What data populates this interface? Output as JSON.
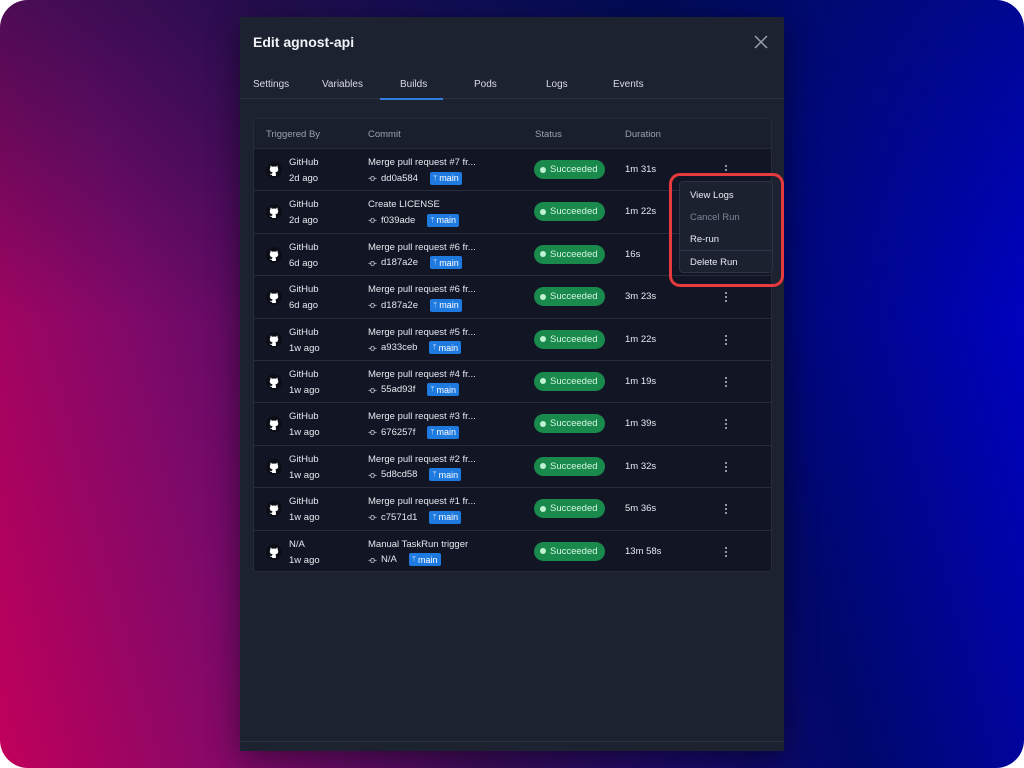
{
  "modal": {
    "title": "Edit agnost-api",
    "close_icon": "close-icon"
  },
  "tabs": [
    {
      "label": "Settings",
      "active": false
    },
    {
      "label": "Variables",
      "active": false
    },
    {
      "label": "Builds",
      "active": true
    },
    {
      "label": "Pods",
      "active": false
    },
    {
      "label": "Logs",
      "active": false
    },
    {
      "label": "Events",
      "active": false
    }
  ],
  "table": {
    "columns": [
      "Triggered By",
      "Commit",
      "Status",
      "Duration"
    ],
    "rows": [
      {
        "trigger": "GitHub",
        "time": "2d ago",
        "message": "Merge pull request #7 fr...",
        "sha": "dd0a584",
        "branch": "main",
        "status": "Succeeded",
        "duration": "1m 31s"
      },
      {
        "trigger": "GitHub",
        "time": "2d ago",
        "message": "Create LICENSE",
        "sha": "f039ade",
        "branch": "main",
        "status": "Succeeded",
        "duration": "1m 22s"
      },
      {
        "trigger": "GitHub",
        "time": "6d ago",
        "message": "Merge pull request #6 fr...",
        "sha": "d187a2e",
        "branch": "main",
        "status": "Succeeded",
        "duration": "16s"
      },
      {
        "trigger": "GitHub",
        "time": "6d ago",
        "message": "Merge pull request #6 fr...",
        "sha": "d187a2e",
        "branch": "main",
        "status": "Succeeded",
        "duration": "3m 23s"
      },
      {
        "trigger": "GitHub",
        "time": "1w ago",
        "message": "Merge pull request #5 fr...",
        "sha": "a933ceb",
        "branch": "main",
        "status": "Succeeded",
        "duration": "1m 22s"
      },
      {
        "trigger": "GitHub",
        "time": "1w ago",
        "message": "Merge pull request #4 fr...",
        "sha": "55ad93f",
        "branch": "main",
        "status": "Succeeded",
        "duration": "1m 19s"
      },
      {
        "trigger": "GitHub",
        "time": "1w ago",
        "message": "Merge pull request #3 fr...",
        "sha": "676257f",
        "branch": "main",
        "status": "Succeeded",
        "duration": "1m 39s"
      },
      {
        "trigger": "GitHub",
        "time": "1w ago",
        "message": "Merge pull request #2 fr...",
        "sha": "5d8cd58",
        "branch": "main",
        "status": "Succeeded",
        "duration": "1m 32s"
      },
      {
        "trigger": "GitHub",
        "time": "1w ago",
        "message": "Merge pull request #1 fr...",
        "sha": "c7571d1",
        "branch": "main",
        "status": "Succeeded",
        "duration": "5m 36s"
      },
      {
        "trigger": "N/A",
        "time": "1w ago",
        "message": "Manual TaskRun trigger",
        "sha": "N/A",
        "branch": "main",
        "status": "Succeeded",
        "duration": "13m 58s"
      }
    ]
  },
  "row_menu": {
    "items": [
      {
        "label": "View Logs",
        "disabled": false
      },
      {
        "label": "Cancel Run",
        "disabled": true
      },
      {
        "label": "Re-run",
        "disabled": false
      },
      {
        "label": "Delete Run",
        "disabled": false
      }
    ]
  },
  "icons": {
    "commit": "-o-",
    "branch": "ᛘ"
  },
  "colors": {
    "accent": "#2f7de1",
    "status_success": "#198a4c",
    "branch_badge": "#1f7ae0",
    "highlight": "#e63a3f"
  }
}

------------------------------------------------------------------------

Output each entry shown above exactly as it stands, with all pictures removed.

### RESPONSE TO THE EXERCISE
What data populates this interface? Output as JSON.
{
  "modal": {
    "title": "Edit agnost-api",
    "close_icon": "close-icon"
  },
  "tabs": [
    {
      "label": "Settings",
      "active": false
    },
    {
      "label": "Variables",
      "active": false
    },
    {
      "label": "Builds",
      "active": true
    },
    {
      "label": "Pods",
      "active": false
    },
    {
      "label": "Logs",
      "active": false
    },
    {
      "label": "Events",
      "active": false
    }
  ],
  "table": {
    "columns": [
      "Triggered By",
      "Commit",
      "Status",
      "Duration"
    ],
    "rows": [
      {
        "trigger": "GitHub",
        "time": "2d ago",
        "message": "Merge pull request #7 fr...",
        "sha": "dd0a584",
        "branch": "main",
        "status": "Succeeded",
        "duration": "1m 31s"
      },
      {
        "trigger": "GitHub",
        "time": "2d ago",
        "message": "Create LICENSE",
        "sha": "f039ade",
        "branch": "main",
        "status": "Succeeded",
        "duration": "1m 22s"
      },
      {
        "trigger": "GitHub",
        "time": "6d ago",
        "message": "Merge pull request #6 fr...",
        "sha": "d187a2e",
        "branch": "main",
        "status": "Succeeded",
        "duration": "16s"
      },
      {
        "trigger": "GitHub",
        "time": "6d ago",
        "message": "Merge pull request #6 fr...",
        "sha": "d187a2e",
        "branch": "main",
        "status": "Succeeded",
        "duration": "3m 23s"
      },
      {
        "trigger": "GitHub",
        "time": "1w ago",
        "message": "Merge pull request #5 fr...",
        "sha": "a933ceb",
        "branch": "main",
        "status": "Succeeded",
        "duration": "1m 22s"
      },
      {
        "trigger": "GitHub",
        "time": "1w ago",
        "message": "Merge pull request #4 fr...",
        "sha": "55ad93f",
        "branch": "main",
        "status": "Succeeded",
        "duration": "1m 19s"
      },
      {
        "trigger": "GitHub",
        "time": "1w ago",
        "message": "Merge pull request #3 fr...",
        "sha": "676257f",
        "branch": "main",
        "status": "Succeeded",
        "duration": "1m 39s"
      },
      {
        "trigger": "GitHub",
        "time": "1w ago",
        "message": "Merge pull request #2 fr...",
        "sha": "5d8cd58",
        "branch": "main",
        "status": "Succeeded",
        "duration": "1m 32s"
      },
      {
        "trigger": "GitHub",
        "time": "1w ago",
        "message": "Merge pull request #1 fr...",
        "sha": "c7571d1",
        "branch": "main",
        "status": "Succeeded",
        "duration": "5m 36s"
      },
      {
        "trigger": "N/A",
        "time": "1w ago",
        "message": "Manual TaskRun trigger",
        "sha": "N/A",
        "branch": "main",
        "status": "Succeeded",
        "duration": "13m 58s"
      }
    ]
  },
  "row_menu": {
    "items": [
      {
        "label": "View Logs",
        "disabled": false
      },
      {
        "label": "Cancel Run",
        "disabled": true
      },
      {
        "label": "Re-run",
        "disabled": false
      },
      {
        "label": "Delete Run",
        "disabled": false
      }
    ]
  },
  "icons": {
    "commit": "-o-",
    "branch": "ᛘ"
  },
  "colors": {
    "accent": "#2f7de1",
    "status_success": "#198a4c",
    "branch_badge": "#1f7ae0",
    "highlight": "#e63a3f"
  }
}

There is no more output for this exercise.